[Work to be completed] Needed from the data below: all lines that contain the word "type".
=== Begin Enclosure ===
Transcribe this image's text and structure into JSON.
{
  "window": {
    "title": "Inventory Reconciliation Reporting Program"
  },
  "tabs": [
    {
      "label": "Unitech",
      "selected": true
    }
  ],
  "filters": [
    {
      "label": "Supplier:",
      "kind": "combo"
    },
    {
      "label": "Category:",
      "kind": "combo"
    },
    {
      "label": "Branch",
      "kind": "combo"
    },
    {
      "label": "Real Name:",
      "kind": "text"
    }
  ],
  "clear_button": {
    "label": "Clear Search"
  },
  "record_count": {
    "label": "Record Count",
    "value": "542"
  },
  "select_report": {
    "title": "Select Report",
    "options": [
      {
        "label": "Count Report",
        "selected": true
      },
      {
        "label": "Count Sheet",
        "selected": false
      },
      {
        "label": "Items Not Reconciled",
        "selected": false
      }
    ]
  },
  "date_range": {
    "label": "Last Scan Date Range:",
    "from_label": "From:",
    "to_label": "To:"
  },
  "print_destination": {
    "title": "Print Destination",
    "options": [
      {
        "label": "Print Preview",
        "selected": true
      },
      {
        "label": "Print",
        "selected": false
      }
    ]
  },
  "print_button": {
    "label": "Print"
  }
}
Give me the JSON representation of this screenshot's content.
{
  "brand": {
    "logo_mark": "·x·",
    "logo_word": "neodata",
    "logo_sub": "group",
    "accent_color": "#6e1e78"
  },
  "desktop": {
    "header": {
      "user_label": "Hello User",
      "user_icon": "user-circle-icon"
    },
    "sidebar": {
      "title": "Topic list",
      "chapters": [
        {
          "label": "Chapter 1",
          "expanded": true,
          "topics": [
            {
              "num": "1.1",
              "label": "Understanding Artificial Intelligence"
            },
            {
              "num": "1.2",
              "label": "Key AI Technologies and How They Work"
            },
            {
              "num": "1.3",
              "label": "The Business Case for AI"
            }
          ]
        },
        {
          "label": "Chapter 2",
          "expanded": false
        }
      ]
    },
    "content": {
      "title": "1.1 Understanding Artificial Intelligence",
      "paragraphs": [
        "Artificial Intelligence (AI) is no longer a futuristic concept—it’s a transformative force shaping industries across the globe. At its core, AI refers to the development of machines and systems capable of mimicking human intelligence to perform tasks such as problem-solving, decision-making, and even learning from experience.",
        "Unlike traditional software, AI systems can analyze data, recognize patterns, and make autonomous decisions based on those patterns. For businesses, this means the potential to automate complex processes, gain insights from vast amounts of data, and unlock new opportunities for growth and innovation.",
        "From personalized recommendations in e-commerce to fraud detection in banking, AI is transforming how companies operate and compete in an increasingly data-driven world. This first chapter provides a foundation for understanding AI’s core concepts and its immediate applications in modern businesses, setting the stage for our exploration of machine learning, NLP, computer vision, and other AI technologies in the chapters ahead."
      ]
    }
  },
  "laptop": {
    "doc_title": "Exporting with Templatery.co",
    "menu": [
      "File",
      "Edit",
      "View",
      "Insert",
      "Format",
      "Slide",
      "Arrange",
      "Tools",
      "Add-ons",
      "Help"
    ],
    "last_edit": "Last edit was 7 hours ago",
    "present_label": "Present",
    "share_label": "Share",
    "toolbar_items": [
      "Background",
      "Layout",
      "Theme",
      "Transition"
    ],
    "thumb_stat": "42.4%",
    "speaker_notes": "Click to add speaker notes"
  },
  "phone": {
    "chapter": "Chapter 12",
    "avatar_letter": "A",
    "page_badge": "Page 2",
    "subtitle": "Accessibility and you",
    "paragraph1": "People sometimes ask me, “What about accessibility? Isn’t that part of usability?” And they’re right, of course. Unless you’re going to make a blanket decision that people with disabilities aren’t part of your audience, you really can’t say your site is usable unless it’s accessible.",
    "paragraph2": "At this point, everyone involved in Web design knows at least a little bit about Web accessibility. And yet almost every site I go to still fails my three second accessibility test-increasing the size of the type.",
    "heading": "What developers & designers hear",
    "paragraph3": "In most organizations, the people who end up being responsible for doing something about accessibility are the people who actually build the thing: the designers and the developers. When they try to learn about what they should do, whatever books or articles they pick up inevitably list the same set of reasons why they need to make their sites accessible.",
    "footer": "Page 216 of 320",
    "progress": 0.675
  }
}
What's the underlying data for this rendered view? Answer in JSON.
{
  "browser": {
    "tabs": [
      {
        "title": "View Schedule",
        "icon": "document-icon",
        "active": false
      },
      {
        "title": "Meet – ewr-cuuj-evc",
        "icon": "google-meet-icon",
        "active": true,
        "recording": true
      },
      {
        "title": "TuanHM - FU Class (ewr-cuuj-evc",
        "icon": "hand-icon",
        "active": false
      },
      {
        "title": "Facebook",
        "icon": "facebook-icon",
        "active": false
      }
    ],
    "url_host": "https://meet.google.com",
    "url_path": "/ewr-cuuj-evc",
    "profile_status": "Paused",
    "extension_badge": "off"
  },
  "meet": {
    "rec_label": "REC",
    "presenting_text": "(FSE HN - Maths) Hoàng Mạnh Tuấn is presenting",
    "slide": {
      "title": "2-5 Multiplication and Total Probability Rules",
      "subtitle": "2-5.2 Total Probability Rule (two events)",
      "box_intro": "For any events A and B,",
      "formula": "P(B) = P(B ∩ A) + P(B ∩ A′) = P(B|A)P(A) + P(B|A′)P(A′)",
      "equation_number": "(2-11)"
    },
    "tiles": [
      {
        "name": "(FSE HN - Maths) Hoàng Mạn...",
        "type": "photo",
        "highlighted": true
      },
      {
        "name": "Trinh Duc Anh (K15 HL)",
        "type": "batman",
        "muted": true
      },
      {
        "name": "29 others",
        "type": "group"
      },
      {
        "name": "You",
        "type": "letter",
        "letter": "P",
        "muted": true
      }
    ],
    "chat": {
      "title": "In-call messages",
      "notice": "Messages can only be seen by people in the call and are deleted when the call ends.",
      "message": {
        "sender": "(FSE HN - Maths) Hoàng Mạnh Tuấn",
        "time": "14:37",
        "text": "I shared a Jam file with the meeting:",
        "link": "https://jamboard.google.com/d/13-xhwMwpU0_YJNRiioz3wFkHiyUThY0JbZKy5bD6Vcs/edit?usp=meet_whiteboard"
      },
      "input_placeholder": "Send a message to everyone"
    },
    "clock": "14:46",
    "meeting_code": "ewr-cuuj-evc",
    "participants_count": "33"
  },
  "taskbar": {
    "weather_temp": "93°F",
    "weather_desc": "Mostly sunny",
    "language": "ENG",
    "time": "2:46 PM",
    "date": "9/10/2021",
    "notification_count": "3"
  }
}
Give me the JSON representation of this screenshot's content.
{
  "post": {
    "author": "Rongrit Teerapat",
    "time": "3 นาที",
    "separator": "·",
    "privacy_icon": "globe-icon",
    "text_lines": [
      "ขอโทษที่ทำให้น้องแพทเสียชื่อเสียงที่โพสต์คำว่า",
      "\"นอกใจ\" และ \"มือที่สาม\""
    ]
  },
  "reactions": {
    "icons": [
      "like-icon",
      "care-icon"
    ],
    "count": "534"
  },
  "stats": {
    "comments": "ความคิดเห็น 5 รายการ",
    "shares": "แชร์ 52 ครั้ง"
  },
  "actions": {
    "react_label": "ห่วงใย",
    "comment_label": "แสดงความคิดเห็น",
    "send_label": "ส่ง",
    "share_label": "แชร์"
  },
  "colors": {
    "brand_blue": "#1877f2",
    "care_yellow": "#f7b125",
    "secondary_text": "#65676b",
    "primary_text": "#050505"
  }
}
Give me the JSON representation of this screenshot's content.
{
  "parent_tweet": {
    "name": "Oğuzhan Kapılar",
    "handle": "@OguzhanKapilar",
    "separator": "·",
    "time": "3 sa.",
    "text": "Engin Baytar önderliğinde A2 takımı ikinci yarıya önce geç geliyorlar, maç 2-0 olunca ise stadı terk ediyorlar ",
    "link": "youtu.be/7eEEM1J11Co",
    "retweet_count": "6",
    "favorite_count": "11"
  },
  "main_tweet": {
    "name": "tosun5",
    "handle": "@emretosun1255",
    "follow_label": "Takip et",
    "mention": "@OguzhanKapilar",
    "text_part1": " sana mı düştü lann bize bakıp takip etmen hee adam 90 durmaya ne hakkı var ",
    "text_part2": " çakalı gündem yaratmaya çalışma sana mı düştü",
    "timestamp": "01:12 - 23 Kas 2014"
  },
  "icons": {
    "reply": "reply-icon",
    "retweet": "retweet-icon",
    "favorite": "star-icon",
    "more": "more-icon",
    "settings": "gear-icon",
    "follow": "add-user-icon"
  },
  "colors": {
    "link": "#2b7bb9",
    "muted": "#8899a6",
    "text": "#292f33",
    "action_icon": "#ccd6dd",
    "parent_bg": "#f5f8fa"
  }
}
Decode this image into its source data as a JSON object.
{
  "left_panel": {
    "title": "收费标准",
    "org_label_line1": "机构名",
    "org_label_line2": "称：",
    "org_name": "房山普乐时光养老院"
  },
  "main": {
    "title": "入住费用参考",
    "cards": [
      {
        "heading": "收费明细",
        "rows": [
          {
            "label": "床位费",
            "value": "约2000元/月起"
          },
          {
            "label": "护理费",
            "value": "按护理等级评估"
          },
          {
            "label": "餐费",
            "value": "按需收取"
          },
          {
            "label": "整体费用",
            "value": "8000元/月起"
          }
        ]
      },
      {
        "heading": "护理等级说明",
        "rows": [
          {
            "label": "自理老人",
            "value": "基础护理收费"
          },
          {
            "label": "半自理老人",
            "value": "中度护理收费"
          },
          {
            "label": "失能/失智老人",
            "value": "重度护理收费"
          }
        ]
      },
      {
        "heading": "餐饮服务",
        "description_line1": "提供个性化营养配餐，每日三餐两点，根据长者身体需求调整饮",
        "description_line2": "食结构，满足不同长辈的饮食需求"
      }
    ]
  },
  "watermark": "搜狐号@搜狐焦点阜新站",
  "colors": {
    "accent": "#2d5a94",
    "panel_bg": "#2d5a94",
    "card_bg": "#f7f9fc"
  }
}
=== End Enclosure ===
[Solution to this problem]
    "paragraph2": "At this point, everyone involved in Web design knows at least a little bit about Web accessibility. And yet almost every site I go to still fails my three second accessibility test-increasing the size of the type.",
        "type": "photo",
        "type": "batman",
        "type": "group"
        "type": "letter",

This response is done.